- Are your values written out and known by your employees?
- Are your values not only being communicated to your employees but also lived out by them in their actions?
- Are your values available to your customers on your web site and throughout the language you use in your interactions and communications?
- Is the issue at hand something that directly impacts, affects, conflicts with, or supports your values?
Where are you vulnerable?
Look inside and outside your organization for vulnerabilities, draft new messaging for areas of vulnerability or update any messaging that is outdated. Carefully review:
- Corporate and executive/board member political giving and political activism at the local, regional and national level
- Corporate policies and past statements on hot button issues (i.e., reproductive rights, gender equality, wage, immigration, gun control)
- Past promises or stances on topical issues or cultural moments (did you fulfill them or provide progress updates?)
- The topics that are most important to your core audiences (internal and external). Do you have programming/actions and messaging that supports these topics?
See our Brands and Ballots content piece for more questions to ask yourself to assess vulnerability.
What’s happening in your sandbox?
Conduct an audit of your direct competitors and what they are saying on the topics identified during your vulnerability assessment.
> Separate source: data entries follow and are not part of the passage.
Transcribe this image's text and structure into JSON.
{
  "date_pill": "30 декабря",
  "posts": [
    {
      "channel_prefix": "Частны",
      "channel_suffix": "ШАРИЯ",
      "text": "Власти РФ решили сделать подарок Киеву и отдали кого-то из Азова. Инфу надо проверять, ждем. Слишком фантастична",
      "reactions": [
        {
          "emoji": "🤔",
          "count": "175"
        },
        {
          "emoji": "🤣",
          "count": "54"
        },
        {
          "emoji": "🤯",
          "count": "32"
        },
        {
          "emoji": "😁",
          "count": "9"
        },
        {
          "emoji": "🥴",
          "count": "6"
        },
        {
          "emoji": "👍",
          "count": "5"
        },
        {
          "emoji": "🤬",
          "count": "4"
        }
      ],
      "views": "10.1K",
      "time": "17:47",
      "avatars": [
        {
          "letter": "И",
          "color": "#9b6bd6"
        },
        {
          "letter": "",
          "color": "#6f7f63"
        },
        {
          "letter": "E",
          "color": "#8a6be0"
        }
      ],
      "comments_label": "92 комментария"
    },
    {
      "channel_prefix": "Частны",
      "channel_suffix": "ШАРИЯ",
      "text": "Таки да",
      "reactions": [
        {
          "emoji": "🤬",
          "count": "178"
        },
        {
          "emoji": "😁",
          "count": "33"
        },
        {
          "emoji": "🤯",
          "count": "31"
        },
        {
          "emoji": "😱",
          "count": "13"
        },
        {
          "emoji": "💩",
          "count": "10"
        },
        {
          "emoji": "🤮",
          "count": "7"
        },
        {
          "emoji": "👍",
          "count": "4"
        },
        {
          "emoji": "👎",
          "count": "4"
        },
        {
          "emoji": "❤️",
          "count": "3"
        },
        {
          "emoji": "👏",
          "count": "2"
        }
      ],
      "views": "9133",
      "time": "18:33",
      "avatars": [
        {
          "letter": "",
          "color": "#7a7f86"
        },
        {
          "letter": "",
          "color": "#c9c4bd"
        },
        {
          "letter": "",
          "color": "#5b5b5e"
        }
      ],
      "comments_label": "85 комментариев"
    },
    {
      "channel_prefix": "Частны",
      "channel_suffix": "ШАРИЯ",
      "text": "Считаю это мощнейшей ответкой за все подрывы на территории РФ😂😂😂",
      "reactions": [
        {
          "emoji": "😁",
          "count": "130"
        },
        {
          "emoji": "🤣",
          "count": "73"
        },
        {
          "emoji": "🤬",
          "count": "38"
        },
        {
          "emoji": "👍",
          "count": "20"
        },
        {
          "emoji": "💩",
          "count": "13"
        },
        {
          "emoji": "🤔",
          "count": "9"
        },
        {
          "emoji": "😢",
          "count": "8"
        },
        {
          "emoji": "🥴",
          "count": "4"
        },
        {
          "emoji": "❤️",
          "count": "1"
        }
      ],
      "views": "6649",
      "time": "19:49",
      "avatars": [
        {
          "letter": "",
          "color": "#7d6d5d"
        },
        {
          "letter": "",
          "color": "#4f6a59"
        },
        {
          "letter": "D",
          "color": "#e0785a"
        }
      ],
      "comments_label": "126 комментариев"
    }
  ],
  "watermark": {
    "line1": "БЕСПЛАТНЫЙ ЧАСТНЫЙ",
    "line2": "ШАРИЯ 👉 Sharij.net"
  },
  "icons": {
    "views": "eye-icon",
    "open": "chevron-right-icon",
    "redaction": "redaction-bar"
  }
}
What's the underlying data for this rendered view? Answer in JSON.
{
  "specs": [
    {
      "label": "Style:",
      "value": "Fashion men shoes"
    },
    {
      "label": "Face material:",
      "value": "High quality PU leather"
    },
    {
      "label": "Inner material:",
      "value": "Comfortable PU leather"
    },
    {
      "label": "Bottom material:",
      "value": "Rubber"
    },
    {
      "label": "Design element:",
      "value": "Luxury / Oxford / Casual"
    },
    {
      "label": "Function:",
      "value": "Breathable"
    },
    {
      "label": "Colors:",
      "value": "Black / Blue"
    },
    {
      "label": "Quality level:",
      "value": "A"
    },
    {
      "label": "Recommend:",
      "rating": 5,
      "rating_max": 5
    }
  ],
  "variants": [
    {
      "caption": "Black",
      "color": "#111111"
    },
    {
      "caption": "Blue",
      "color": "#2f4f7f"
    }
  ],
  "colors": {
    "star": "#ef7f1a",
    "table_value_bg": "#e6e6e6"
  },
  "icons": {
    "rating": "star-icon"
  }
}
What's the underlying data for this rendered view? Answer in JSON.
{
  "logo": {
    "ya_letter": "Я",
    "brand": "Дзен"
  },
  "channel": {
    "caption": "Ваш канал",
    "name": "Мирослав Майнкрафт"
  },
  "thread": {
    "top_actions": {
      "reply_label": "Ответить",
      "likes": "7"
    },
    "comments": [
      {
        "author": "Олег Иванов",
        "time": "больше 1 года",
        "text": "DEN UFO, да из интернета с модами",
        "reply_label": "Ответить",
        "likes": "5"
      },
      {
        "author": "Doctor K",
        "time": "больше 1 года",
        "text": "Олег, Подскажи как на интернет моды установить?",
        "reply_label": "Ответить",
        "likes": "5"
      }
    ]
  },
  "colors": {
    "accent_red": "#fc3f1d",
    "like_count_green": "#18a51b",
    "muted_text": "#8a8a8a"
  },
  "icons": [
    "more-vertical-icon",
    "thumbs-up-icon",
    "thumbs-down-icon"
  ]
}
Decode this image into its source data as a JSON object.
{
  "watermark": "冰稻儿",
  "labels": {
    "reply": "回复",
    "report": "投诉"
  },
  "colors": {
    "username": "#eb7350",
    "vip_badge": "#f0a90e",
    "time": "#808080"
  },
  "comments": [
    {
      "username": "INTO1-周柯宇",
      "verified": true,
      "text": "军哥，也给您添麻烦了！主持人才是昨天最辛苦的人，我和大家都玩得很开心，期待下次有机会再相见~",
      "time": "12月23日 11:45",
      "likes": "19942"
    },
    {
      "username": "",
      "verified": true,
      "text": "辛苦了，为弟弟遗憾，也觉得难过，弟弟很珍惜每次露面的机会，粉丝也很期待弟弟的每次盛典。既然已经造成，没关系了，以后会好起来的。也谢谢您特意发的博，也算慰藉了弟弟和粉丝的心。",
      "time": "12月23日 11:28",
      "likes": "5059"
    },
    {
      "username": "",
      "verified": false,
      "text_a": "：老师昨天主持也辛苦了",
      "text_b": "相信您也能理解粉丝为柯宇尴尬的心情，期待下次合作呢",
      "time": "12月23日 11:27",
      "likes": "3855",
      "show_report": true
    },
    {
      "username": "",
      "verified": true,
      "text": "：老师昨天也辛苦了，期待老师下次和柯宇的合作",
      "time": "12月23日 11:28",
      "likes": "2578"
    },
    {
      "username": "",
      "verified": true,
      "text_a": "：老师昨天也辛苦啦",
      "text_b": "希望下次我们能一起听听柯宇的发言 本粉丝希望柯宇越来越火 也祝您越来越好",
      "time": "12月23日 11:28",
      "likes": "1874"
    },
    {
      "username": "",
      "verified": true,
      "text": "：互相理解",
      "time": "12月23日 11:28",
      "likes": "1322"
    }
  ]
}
Evaluate them side-by-side with your messaging to see how you compare and where you might have gaps or a different position. Then, determine if this leaves you more vulnerable or better equipped.
- What are others in your industry saying and doing and how does that compare to your organization?
- Given your findings, are you likely to be a target?
Build your toolbox
If your brand is hijacked by a politician, celebrity or influencer, how quickly can you identify the threat and respond? With experts predicting 90% of online content will be fake by 2025, being able to spot and quickly stop and correct dis- or misinformation online is the new first line of defense.
- Do you have the right technological tools – like JS’ proprietary integrated monitoring platform, JS Tapestry® – in place to quickly identify and inoculate a trending issue on social or traditional media?
Have a plan
- Work with your team to whiteboard out potential scenarios related to the vulnerabilities you identified in the first exercise. Nothing is too wild – jot everything down and determine if you are currently taking an action that could help guide your messaging or if you need to take one now, before it’s too late.
- Identify your core team – who will be on the front lines to respond to each scenario? Keep the list short; analysis paralysis and approval times must be kept to the bare minimum in our 24/7 news environment.
- Plan out your year with vulnerabilities in mind – i.e. are there key cultural moments you need to plan around or specific local milestones that may impact your business? Go ahead and map these out on the calendar so you can see how they overlap with your marketing and comms calendars and may impact your efforts. Cascade your findings beyond the communications team to ensure you’re not doing this exercise in a vacuum.
Look for the bright spots
As you evaluate your plan, consider whether your brand can be a bright spot in someone’s day and focus your efforts there.
- Do you have an opportunity to bring a smile to someone’s face, to treat them just a little bit better when they visit your place of business, to invest in a campaign that helps them better navigate stress or mental wellbeing (like Jackson Spalding client L.L. Bean’s “Off the Grid” campaign)? Your brand can be a beacon in difficult times, so look for those spots along the way and activate around them.
From vulnerability assessments to tabletop drills, contact us to help you navigate these complex socio-political times and protect your brand reputation.